Beacon Pro Football Injury Report
November 18, 2013
Some of our fellowship trained sports medicine physicians weigh in on common professional football injuries.
Dr. Argo talks about Achilles tears, a common football injury. The tendon down the back of the leg connecting the calf muscles to the heal bone. Although it is one of the strongest tendons in the body, professional football players often suffer injuries to this tendon. Achilles tendon ruptures almost always require surgery. The surgery actually reattaches the pieces of the tendon together.
Dr. Brannan discusses concussion symptoms. Unlike some other football injuries, there are always immediate symptoms of a concussion. This can occur from rapid deceleration trauma. The first step to treating a concussion is acknowledging that it happened. The next step is removing the athlete from the gain to prevent a second, often worse, injury. Evaluation of neurological abnormalities then ensue, to determine how long the athlete needs to rest before returning to play.
Dr. Phelps provides insights on dealing with injuries on the field. The first step in protecting an injured player is to keep other athletes away to avoid doing further harm. Second, make sure that the player is breathing okay and responding normally. Acute injuries should most often be treated at a local orthopaedic practice or medical facility.
Dr. Kremchek talks about ligament injuries to quarterbacks. These injuries are often caused by fatigue, being hit with an extended arm, or hyper extending the elbow while going for a touchdown. Similar to tendon injuries in baseball, the treatment is a Tommy John surgery. Fortunately, since most football quarterbacks throw over their shoulder, the recovery time is faster.
Dr. McClung discusses the four ligaments of the knee. There are two collateral ligaments and two cruciate ligaments in the knee that help connect the tibia to the femur. The two collateral ligaments are the medial collateral (MCL) and the lateral collateral (LCL) while the two cruciate ligaments are the anterior cruciate ligament and the posterior cruciate ligament.
Dr. Rodway provides insights on neck injuries, particularly strains and sprains.
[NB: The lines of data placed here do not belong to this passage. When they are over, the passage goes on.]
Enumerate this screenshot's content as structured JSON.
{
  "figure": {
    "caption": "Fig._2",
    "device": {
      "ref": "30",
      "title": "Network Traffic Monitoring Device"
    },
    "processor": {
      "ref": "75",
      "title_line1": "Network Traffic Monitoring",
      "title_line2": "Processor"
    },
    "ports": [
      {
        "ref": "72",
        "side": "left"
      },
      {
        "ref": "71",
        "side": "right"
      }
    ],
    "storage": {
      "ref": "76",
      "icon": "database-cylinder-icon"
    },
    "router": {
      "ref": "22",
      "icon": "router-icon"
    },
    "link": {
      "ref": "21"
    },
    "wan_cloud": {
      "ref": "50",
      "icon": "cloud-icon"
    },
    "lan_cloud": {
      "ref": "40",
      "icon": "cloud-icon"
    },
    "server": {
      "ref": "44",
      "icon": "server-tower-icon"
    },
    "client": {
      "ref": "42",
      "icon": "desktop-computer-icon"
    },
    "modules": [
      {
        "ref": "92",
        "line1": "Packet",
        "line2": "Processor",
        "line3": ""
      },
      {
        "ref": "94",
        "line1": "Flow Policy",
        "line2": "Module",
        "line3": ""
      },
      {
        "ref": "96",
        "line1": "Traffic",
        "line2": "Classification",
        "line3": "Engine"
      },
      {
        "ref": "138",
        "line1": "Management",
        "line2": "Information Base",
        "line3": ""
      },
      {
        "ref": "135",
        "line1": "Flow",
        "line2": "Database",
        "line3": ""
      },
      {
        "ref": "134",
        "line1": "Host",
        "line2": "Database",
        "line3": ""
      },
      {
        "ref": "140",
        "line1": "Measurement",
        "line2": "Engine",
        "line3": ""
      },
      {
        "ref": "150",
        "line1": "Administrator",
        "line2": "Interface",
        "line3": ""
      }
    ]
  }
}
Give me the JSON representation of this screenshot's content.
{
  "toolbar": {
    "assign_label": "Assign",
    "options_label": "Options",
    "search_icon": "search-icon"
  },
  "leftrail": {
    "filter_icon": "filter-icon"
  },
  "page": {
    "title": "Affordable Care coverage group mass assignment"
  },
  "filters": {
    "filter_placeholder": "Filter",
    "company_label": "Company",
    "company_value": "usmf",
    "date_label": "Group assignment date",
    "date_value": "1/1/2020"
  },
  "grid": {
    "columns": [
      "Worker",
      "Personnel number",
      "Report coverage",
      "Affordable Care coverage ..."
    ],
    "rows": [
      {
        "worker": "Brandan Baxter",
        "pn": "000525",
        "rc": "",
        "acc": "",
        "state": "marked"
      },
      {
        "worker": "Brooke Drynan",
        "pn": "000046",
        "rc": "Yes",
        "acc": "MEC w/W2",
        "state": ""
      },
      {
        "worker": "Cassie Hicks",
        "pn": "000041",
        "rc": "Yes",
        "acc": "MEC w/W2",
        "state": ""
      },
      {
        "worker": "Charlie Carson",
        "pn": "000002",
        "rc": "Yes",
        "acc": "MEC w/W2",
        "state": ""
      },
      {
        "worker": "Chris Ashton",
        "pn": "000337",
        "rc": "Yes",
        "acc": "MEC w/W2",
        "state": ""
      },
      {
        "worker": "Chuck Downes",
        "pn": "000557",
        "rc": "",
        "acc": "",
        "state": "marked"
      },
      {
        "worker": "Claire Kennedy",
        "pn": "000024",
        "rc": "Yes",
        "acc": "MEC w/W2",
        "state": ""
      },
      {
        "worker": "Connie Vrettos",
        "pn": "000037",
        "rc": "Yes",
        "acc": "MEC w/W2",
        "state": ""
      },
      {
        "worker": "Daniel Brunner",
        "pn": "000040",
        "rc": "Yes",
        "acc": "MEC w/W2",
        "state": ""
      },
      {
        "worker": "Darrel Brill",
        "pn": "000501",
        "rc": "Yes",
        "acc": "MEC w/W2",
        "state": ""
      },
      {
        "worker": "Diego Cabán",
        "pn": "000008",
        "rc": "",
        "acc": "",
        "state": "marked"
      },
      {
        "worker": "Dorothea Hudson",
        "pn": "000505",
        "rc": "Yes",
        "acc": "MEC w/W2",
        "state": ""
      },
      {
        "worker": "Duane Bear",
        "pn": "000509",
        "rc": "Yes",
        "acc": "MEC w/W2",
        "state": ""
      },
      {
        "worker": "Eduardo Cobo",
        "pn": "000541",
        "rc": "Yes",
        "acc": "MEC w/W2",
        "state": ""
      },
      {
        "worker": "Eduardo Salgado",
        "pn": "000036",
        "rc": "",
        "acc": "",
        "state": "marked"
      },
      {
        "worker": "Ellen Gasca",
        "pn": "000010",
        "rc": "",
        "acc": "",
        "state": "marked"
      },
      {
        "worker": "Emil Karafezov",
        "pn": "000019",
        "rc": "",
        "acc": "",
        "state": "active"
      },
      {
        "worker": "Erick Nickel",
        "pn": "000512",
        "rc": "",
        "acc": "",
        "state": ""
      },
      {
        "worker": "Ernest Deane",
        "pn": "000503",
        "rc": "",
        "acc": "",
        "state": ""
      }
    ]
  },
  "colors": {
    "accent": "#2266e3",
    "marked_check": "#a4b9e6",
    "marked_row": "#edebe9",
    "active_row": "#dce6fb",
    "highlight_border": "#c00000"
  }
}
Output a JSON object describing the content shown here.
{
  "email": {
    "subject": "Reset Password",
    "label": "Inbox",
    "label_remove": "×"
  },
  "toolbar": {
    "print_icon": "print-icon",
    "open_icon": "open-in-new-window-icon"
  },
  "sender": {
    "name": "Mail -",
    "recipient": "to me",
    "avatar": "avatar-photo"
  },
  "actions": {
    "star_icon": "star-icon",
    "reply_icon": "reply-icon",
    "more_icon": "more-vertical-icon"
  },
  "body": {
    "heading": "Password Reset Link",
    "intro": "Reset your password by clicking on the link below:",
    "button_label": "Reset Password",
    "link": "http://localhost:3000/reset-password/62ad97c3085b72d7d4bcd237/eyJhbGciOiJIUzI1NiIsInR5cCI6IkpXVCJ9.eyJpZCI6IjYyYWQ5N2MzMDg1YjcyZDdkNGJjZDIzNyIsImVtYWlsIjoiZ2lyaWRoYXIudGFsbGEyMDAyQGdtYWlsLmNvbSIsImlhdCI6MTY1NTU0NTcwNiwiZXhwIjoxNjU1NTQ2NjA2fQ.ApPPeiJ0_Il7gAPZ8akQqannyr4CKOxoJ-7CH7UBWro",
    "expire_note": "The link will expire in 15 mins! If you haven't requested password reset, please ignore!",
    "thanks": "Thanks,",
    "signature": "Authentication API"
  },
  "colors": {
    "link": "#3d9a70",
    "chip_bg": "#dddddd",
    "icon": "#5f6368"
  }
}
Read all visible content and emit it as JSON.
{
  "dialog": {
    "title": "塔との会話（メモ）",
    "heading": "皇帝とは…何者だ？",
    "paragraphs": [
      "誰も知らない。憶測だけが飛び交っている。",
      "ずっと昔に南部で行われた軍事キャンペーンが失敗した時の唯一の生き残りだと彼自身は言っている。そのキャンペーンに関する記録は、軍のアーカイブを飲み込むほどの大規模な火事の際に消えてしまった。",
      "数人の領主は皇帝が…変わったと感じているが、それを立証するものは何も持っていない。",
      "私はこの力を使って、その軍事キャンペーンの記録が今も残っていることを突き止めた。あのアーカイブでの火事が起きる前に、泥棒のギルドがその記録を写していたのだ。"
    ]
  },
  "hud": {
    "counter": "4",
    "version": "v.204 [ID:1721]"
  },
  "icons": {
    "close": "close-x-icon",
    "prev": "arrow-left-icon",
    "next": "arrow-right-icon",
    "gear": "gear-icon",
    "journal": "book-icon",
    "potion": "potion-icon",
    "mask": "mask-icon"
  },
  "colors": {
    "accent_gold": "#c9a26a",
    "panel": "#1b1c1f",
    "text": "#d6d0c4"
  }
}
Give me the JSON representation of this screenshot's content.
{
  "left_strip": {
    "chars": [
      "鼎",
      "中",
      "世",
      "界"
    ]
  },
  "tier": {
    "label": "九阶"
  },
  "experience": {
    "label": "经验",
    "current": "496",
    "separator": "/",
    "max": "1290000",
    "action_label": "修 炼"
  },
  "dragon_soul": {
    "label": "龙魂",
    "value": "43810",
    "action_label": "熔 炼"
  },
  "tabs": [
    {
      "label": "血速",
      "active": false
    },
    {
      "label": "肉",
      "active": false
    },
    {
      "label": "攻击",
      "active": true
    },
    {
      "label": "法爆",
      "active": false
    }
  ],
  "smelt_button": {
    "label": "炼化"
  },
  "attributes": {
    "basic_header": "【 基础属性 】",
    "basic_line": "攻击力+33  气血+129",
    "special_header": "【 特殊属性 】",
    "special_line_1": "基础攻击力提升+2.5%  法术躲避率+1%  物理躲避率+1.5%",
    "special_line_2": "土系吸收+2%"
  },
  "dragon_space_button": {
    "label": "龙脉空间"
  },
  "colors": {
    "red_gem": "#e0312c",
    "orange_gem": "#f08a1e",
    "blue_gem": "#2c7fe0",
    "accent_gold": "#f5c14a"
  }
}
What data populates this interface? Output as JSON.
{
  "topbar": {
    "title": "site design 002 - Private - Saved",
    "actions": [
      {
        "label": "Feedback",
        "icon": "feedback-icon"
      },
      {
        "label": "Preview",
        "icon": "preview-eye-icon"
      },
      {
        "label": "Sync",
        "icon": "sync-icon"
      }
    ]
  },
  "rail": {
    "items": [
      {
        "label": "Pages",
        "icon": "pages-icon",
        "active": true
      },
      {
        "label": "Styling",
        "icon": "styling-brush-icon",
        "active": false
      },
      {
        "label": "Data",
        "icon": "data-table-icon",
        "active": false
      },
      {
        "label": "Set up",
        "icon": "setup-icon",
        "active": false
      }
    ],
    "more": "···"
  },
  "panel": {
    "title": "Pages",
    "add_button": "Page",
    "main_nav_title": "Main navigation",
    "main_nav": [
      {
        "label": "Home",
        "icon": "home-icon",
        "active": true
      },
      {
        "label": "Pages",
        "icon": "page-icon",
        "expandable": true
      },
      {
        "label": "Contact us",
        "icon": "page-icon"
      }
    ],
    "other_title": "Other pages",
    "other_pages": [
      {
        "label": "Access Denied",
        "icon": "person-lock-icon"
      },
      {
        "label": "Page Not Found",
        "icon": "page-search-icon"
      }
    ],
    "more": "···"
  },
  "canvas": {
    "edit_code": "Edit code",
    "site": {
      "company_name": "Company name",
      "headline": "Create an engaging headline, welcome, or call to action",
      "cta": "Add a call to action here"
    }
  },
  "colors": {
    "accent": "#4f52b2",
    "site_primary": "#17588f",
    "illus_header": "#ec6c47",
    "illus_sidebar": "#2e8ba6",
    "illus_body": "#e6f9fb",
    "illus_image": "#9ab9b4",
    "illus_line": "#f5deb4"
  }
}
These are soft tissue injuries to the neck. Fortunately, neither of these are career ending and do not require surgery. The best way to prevent neck injuries in football is to use proper tackling techniques. Wearing cowboy collars can also assist in safety.
Dr. Velazquez speaks about preventing turf toe, another common football injury. Turf toe is pain at the base of the toe often caused by pushing off or jumping. This can cause tearing of the capsule underneath the toe. Turf toe is treated by immobilization, rest, and sometimes anti-inflammatory medication.